You might be able to use the NiCd charger to put charging current into the battery. It's the part where you "wait until finished" that the problem arises. The charge termination schemes (when to automatically stop charging) will be different. For lead-acid, probably switching from current-limit mode to voltage-limit mode at some maximum safe charging voltage. For NiCd/NiMH, watching the voltage for where it goes "over the hill" from increasing to decreasing, and/or the temperature rises quickly. Plus some other safety features, such as timeout, over/under-voltage, over/under-temperature, etc.
If you put the wrong chemistry on the charger it may never see what it's looking for to cease charging, because the battery behaves differently (voltage graphed over time has a different pattern). It could keep charging literally until the battery explodes. If you understand what the battery requires, and what the charger does, you might be able to use it anyway, to the extent you can manually observe and terminate charging as appropriate. You're risking destroying the battery, but in some cases getting a partial charge right now is more valuable than a longer lifespan later.
Your stated goal is measuring the capacity of the battery, rather than, say, getting enough charge back into your car battery so you can start the car and drive it around to finish recharging. If all you wanted to do was get "some" charge into the battery, considering you already know it's discharged, you could probably let it charge from your 2A source for "a while" and disconnect it manually after some time considerably less than (64A-hr/2A)=32hr, say 8-12 hours, watching with a voltmeter that the voltage doesn't exceed the maximum safe voltage and disconnecting early if it does.
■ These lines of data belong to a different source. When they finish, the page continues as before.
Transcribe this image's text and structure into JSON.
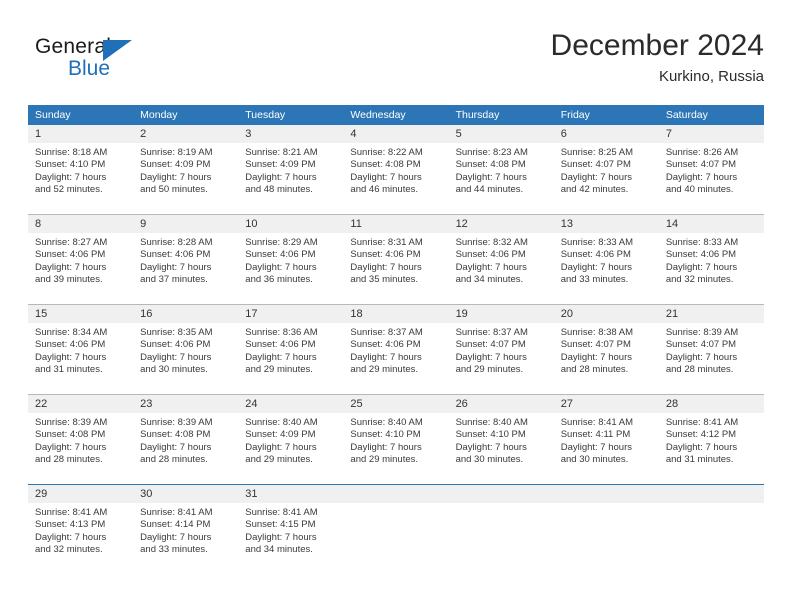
{
  "brand": {
    "name_dark": "General",
    "name_blue": "Blue",
    "accent_color": "#1f70b8"
  },
  "header": {
    "title": "December 2024",
    "subtitle": "Kurkino, Russia"
  },
  "theme": {
    "header_row_bg": "#2c76b8",
    "day_number_bg": "#f0f0f0",
    "grid_line": "#b8b8b8",
    "text": "#3a3a3a"
  },
  "weekdays": [
    "Sunday",
    "Monday",
    "Tuesday",
    "Wednesday",
    "Thursday",
    "Friday",
    "Saturday"
  ],
  "weeks": [
    [
      {
        "day": "1",
        "sunrise": "Sunrise: 8:18 AM",
        "sunset": "Sunset: 4:10 PM",
        "daylight1": "Daylight: 7 hours",
        "daylight2": "and 52 minutes."
      },
      {
        "day": "2",
        "sunrise": "Sunrise: 8:19 AM",
        "sunset": "Sunset: 4:09 PM",
        "daylight1": "Daylight: 7 hours",
        "daylight2": "and 50 minutes."
      },
      {
        "day": "3",
        "sunrise": "Sunrise: 8:21 AM",
        "sunset": "Sunset: 4:09 PM",
        "daylight1": "Daylight: 7 hours",
        "daylight2": "and 48 minutes."
      },
      {
        "day": "4",
        "sunrise": "Sunrise: 8:22 AM",
        "sunset": "Sunset: 4:08 PM",
        "daylight1": "Daylight: 7 hours",
        "daylight2": "and 46 minutes."
      },
      {
        "day": "5",
        "sunrise": "Sunrise: 8:23 AM",
        "sunset": "Sunset: 4:08 PM",
        "daylight1": "Daylight: 7 hours",
        "daylight2": "and 44 minutes."
      },
      {
        "day": "6",
        "sunrise": "Sunrise: 8:25 AM",
        "sunset": "Sunset: 4:07 PM",
        "daylight1": "Daylight: 7 hours",
        "daylight2": "and 42 minutes."
      },
      {
        "day": "7",
        "sunrise": "Sunrise: 8:26 AM",
        "sunset": "Sunset: 4:07 PM",
        "daylight1": "Daylight: 7 hours",
        "daylight2": "and 40 minutes."
      }
    ],
    [
      {
        "day": "8",
        "sunrise": "Sunrise: 8:27 AM",
        "sunset": "Sunset: 4:06 PM",
        "daylight1": "Daylight: 7 hours",
        "daylight2": "and 39 minutes."
      },
      {
        "day": "9",
        "sunrise": "Sunrise: 8:28 AM",
        "sunset": "Sunset: 4:06 PM",
        "daylight1": "Daylight: 7 hours",
        "daylight2": "and 37 minutes."
      },
      {
        "day": "10",
        "sunrise": "Sunrise: 8:29 AM",
        "sunset": "Sunset: 4:06 PM",
        "daylight1": "Daylight: 7 hours",
        "daylight2": "and 36 minutes."
      },
      {
        "day": "11",
        "sunrise": "Sunrise: 8:31 AM",
        "sunset": "Sunset: 4:06 PM",
        "daylight1": "Daylight: 7 hours",
        "daylight2": "and 35 minutes."
      },
      {
        "day": "12",
        "sunrise": "Sunrise: 8:32 AM",
        "sunset": "Sunset: 4:06 PM",
        "daylight1": "Daylight: 7 hours",
        "daylight2": "and 34 minutes."
      },
      {
        "day": "13",
        "sunrise": "Sunrise: 8:33 AM",
        "sunset": "Sunset: 4:06 PM",
        "daylight1": "Daylight: 7 hours",
        "daylight2": "and 33 minutes."
      },
      {
        "day": "14",
        "sunrise": "Sunrise: 8:33 AM",
        "sunset": "Sunset: 4:06 PM",
        "daylight1": "Daylight: 7 hours",
        "daylight2": "and 32 minutes."
      }
    ],
    [
      {
        "day": "15",
        "sunrise": "Sunrise: 8:34 AM",
        "sunset": "Sunset: 4:06 PM",
        "daylight1": "Daylight: 7 hours",
        "daylight2": "and 31 minutes."
      },
      {
        "day": "16",
        "sunrise": "Sunrise: 8:35 AM",
        "sunset": "Sunset: 4:06 PM",
        "daylight1": "Daylight: 7 hours",
        "daylight2": "and 30 minutes."
      },
      {
        "day": "17",
        "sunrise": "Sunrise: 8:36 AM",
        "sunset": "Sunset: 4:06 PM",
        "daylight1": "Daylight: 7 hours",
        "daylight2": "and 29 minutes."
      },
      {
        "day": "18",
        "sunrise": "Sunrise: 8:37 AM",
        "sunset": "Sunset: 4:06 PM",
        "daylight1": "Daylight: 7 hours",
        "daylight2": "and 29 minutes."
      },
      {
        "day": "19",
        "sunrise": "Sunrise: 8:37 AM",
        "sunset": "Sunset: 4:07 PM",
        "daylight1": "Daylight: 7 hours",
        "daylight2": "and 29 minutes."
      },
      {
        "day": "20",
        "sunrise": "Sunrise: 8:38 AM",
        "sunset": "Sunset: 4:07 PM",
        "daylight1": "Daylight: 7 hours",
        "daylight2": "and 28 minutes."
      },
      {
        "day": "21",
        "sunrise": "Sunrise: 8:39 AM",
        "sunset": "Sunset: 4:07 PM",
        "daylight1": "Daylight: 7 hours",
        "daylight2": "and 28 minutes."
      }
    ],
    [
      {
        "day": "22",
        "sunrise": "Sunrise: 8:39 AM",
        "sunset": "Sunset: 4:08 PM",
        "daylight1": "Daylight: 7 hours",
        "daylight2": "and 28 minutes."
      },
      {
        "day": "23",
        "sunrise": "Sunrise: 8:39 AM",
        "sunset": "Sunset: 4:08 PM",
        "daylight1": "Daylight: 7 hours",
        "daylight2": "and 28 minutes."
      },
      {
        "day": "24",
        "sunrise": "Sunrise: 8:40 AM",
        "sunset": "Sunset: 4:09 PM",
        "daylight1": "Daylight: 7 hours",
        "daylight2": "and 29 minutes."
      },
      {
        "day": "25",
        "sunrise": "Sunrise: 8:40 AM",
        "sunset": "Sunset: 4:10 PM",
        "daylight1": "Daylight: 7 hours",
        "daylight2": "and 29 minutes."
      },
      {
        "day": "26",
        "sunrise": "Sunrise: 8:40 AM",
        "sunset": "Sunset: 4:10 PM",
        "daylight1": "Daylight: 7 hours",
        "daylight2": "and 30 minutes."
      },
      {
        "day": "27",
        "sunrise": "Sunrise: 8:41 AM",
        "sunset": "Sunset: 4:11 PM",
        "daylight1": "Daylight: 7 hours",
        "daylight2": "and 30 minutes."
      },
      {
        "day": "28",
        "sunrise": "Sunrise: 8:41 AM",
        "sunset": "Sunset: 4:12 PM",
        "daylight1": "Daylight: 7 hours",
        "daylight2": "and 31 minutes."
      }
    ],
    [
      {
        "day": "29",
        "sunrise": "Sunrise: 8:41 AM",
        "sunset": "Sunset: 4:13 PM",
        "daylight1": "Daylight: 7 hours",
        "daylight2": "and 32 minutes."
      },
      {
        "day": "30",
        "sunrise": "Sunrise: 8:41 AM",
        "sunset": "Sunset: 4:14 PM",
        "daylight1": "Daylight: 7 hours",
        "daylight2": "and 33 minutes."
      },
      {
        "day": "31",
        "sunrise": "Sunrise: 8:41 AM",
        "sunset": "Sunset: 4:15 PM",
        "daylight1": "Daylight: 7 hours",
        "daylight2": "and 34 minutes."
      },
      {
        "day": "",
        "sunrise": "",
        "sunset": "",
        "daylight1": "",
        "daylight2": ""
      },
      {
        "day": "",
        "sunrise": "",
        "sunset": "",
        "daylight1": "",
        "daylight2": ""
      },
      {
        "day": "",
        "sunrise": "",
        "sunset": "",
        "daylight1": "",
        "daylight2": ""
      },
      {
        "day": "",
        "sunrise": "",
        "sunset": "",
        "daylight1": "",
        "daylight2": ""
      }
    ]
  ]
}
For your purposes of getting the battery fully charged and discharging to measure capacity, you'd want a proper charge termination scheme, which you don't have.